What I mean is, if you start out on say 2000 calories, then there is absolutely no need to drop your calories to say 1200. That is a HUGE unnecessary drop. Sure you will most likely drop white a bit of weight to begin with and see some great results for a few weeks, but what happens when you plateau? You literally have nothing left to cut down from (my lowest thresh hold I take any female down to is 1200cals, 1800 for men and only if absolutely necessary for a short period of time). Instead, you could cut calories a little, say by 10-20% and see how your body responds after a week. Then when you stall, you can either add some more training or cut calories slightly (e.g. 50 -100cals per day) or do a little of both to bust through the plateau. You will still get results but I promise you that you will be happier and healthier in the long run.
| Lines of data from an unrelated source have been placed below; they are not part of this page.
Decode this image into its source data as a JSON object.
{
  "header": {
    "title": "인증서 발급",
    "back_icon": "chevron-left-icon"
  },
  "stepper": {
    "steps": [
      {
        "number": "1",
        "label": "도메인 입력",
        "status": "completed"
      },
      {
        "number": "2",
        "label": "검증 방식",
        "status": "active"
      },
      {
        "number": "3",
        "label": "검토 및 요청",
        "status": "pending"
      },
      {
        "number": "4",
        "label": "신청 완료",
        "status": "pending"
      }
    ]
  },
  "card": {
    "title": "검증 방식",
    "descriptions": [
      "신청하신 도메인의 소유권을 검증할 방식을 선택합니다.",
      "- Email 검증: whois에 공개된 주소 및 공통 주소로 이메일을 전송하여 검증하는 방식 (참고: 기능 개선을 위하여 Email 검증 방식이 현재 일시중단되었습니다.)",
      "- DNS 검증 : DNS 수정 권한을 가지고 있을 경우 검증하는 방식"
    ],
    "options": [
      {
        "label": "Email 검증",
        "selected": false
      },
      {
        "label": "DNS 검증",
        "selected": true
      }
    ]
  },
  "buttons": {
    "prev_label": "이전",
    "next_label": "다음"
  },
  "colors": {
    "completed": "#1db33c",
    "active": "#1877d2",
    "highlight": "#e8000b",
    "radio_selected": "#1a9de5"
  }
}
2 hours of cardio a day is probably the MOST I have ever been up to in order to drop weight for a competition. It absolutely killed me and it was for a short period of time, I definitely do not recommend it to anyone. Plus, who has time for that! Now I know better!
I have even heard stories of some people adding in upwards of 3 hours of cardio a day just to drop weight, now that is just a recipe for hormonal and metabolic disaster. When trying to drop fat, many people think its all about how much cardio you add, and some people even opt to drop out any resistance training in order to get in the cardio for “fat burning”. So yes cardio does have its place but it should not be your primary focus when it comes to fat loss.
Did you know that you actually burn MORE fat in a 24-hour period from a weight session? So weights/resistance style training should be your main focus on when you aiming for your fat loss goals. Cardio is great and you can add it in, but I would use it as a tool to add when you hit plateaus. If you start out doing hours of cardio then your body will adapt soon enough and you will have to add even more to get anywhere. Try opting for HIIT sessions (High-intensity interval training) in short bursts to keep cardio as short and as effective as possible. A few of these a week should be plenty. But start with one or 2 then progress when needed.
The sheer volume of misinformation regarding weight loss makes this subject difficult to navigate. While the basic principles of losing weight are simple, experts often make the process more difficult than it needs to be.